[Entries from a dataset of interfaces]

━━━━━━━━━━━━━━━━━━━━━━━━━━━━━━

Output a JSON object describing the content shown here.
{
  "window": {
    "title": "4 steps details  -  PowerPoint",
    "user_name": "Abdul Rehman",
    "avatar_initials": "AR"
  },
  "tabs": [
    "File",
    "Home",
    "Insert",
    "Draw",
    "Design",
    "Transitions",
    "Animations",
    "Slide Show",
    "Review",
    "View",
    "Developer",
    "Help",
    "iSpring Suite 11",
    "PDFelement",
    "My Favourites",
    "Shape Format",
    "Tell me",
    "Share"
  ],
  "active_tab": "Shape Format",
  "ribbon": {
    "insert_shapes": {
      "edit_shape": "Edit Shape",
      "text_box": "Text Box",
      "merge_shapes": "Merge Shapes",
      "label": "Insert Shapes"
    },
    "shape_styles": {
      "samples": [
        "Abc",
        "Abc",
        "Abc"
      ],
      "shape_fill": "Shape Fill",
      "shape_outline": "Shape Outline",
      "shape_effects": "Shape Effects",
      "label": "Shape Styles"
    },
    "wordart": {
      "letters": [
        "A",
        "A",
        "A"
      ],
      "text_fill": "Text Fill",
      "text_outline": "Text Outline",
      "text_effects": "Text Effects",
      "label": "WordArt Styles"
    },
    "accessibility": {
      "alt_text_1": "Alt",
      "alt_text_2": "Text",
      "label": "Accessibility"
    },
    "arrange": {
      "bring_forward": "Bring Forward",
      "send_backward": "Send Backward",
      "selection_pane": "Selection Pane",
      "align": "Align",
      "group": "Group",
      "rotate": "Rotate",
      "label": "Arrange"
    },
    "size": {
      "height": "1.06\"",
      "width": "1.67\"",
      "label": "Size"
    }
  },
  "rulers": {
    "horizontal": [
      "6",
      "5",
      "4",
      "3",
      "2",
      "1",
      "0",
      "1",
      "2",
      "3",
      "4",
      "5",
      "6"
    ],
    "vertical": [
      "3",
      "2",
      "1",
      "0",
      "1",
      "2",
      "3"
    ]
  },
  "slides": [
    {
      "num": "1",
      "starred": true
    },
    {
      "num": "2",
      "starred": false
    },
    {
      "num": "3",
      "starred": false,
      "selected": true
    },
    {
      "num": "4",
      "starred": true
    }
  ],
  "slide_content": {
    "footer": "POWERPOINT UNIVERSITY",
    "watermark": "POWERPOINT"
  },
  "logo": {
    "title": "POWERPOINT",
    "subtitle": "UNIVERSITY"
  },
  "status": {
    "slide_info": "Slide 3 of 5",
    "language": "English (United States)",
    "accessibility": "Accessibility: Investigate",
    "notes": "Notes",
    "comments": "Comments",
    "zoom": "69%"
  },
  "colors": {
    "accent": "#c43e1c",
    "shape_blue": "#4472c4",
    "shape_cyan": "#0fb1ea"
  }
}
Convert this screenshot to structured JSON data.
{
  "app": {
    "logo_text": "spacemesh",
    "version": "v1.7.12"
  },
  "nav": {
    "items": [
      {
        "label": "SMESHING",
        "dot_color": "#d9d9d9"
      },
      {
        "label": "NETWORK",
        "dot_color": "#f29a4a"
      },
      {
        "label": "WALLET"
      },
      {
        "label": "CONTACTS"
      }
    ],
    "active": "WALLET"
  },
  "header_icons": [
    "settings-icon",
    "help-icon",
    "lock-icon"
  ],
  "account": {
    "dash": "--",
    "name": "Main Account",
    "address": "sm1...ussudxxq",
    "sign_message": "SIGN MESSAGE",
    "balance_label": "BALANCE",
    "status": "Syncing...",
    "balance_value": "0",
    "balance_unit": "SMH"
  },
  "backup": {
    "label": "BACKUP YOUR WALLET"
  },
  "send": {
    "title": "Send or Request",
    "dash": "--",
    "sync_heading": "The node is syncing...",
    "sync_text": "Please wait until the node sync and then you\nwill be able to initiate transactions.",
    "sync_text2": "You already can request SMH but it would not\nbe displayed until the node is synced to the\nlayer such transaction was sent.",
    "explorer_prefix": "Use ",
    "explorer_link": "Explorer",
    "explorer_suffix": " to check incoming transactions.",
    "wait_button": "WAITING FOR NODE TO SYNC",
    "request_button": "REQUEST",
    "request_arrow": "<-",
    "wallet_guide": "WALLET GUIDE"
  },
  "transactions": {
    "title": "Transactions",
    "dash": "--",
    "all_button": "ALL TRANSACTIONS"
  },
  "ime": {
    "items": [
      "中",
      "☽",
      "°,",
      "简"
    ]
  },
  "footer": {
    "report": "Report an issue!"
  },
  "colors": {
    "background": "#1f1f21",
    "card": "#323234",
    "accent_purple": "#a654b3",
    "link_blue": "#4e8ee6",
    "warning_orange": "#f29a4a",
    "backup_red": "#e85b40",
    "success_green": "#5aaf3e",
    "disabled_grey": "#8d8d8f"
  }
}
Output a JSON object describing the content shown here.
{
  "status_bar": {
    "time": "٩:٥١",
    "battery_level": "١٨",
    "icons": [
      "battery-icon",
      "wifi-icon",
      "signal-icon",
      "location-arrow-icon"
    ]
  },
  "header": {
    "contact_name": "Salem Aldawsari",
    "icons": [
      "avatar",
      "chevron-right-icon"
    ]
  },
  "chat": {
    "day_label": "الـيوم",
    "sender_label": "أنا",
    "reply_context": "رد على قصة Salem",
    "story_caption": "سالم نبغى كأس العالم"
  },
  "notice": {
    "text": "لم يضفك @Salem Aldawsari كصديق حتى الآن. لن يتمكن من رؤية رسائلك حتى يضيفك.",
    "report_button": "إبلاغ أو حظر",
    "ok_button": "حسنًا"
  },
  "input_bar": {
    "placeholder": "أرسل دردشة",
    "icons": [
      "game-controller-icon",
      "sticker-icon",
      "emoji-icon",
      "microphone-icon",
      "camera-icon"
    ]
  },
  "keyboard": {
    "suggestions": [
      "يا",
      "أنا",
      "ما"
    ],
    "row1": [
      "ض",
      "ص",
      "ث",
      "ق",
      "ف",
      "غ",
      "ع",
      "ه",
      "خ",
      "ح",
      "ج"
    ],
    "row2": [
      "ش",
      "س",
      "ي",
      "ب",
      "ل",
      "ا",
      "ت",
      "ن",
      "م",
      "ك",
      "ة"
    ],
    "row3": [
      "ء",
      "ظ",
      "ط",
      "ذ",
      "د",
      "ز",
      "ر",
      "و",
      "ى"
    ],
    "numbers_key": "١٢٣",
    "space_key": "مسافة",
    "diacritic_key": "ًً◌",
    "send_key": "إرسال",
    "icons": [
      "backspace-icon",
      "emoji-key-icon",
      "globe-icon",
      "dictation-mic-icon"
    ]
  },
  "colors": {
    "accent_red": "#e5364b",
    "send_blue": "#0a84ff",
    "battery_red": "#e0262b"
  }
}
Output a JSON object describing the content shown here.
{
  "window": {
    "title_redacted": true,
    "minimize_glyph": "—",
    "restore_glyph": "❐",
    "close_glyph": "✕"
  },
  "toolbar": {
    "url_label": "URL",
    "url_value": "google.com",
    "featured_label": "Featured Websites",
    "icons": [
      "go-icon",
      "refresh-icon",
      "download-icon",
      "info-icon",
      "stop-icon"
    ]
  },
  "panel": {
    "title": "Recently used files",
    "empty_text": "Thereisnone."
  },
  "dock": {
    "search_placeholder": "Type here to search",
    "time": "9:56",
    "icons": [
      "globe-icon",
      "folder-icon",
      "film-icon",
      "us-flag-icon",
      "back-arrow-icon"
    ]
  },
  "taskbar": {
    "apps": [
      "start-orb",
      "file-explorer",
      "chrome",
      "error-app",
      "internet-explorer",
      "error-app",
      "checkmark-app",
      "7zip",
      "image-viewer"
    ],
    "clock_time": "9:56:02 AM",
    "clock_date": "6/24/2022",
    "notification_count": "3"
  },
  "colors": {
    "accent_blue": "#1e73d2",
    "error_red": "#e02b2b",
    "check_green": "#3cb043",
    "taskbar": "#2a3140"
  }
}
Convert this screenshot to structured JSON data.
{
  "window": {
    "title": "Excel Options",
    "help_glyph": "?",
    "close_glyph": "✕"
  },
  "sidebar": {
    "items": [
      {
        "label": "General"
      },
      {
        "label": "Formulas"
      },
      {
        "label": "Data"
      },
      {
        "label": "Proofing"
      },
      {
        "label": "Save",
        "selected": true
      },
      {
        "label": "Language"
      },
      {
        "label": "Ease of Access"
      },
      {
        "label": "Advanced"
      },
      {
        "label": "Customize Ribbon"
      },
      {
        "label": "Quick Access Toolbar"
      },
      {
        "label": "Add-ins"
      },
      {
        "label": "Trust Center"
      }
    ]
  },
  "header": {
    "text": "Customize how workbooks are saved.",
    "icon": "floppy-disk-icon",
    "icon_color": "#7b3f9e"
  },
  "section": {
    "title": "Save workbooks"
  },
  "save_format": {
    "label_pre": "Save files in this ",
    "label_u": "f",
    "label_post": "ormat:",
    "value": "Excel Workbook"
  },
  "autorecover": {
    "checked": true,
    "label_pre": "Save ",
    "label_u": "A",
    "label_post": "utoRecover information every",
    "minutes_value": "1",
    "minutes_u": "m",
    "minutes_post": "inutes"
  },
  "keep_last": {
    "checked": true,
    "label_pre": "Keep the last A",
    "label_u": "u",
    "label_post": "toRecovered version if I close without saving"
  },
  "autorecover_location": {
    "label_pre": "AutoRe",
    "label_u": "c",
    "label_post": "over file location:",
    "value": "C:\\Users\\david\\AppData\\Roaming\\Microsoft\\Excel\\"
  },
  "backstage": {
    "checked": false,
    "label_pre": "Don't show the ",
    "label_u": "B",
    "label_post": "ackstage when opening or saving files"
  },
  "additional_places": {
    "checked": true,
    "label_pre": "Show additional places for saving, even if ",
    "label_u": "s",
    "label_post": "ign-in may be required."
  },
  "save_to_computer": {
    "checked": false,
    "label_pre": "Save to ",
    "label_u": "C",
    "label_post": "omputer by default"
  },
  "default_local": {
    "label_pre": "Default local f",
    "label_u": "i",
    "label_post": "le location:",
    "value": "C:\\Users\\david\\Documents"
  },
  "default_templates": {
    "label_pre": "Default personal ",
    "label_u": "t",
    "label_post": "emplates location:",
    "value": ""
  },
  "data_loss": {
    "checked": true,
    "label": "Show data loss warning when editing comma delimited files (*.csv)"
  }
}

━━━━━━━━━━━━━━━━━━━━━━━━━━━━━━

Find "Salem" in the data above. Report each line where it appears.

    "contact_name": "Salem Aldawsari",
    "reply_context": "رد على قصة Salem",
    "text": "لم يضفك @Salem Aldawsari كصديق حتى الآن. لن يتمكن من رؤية رسائلك حتى يضيفك.",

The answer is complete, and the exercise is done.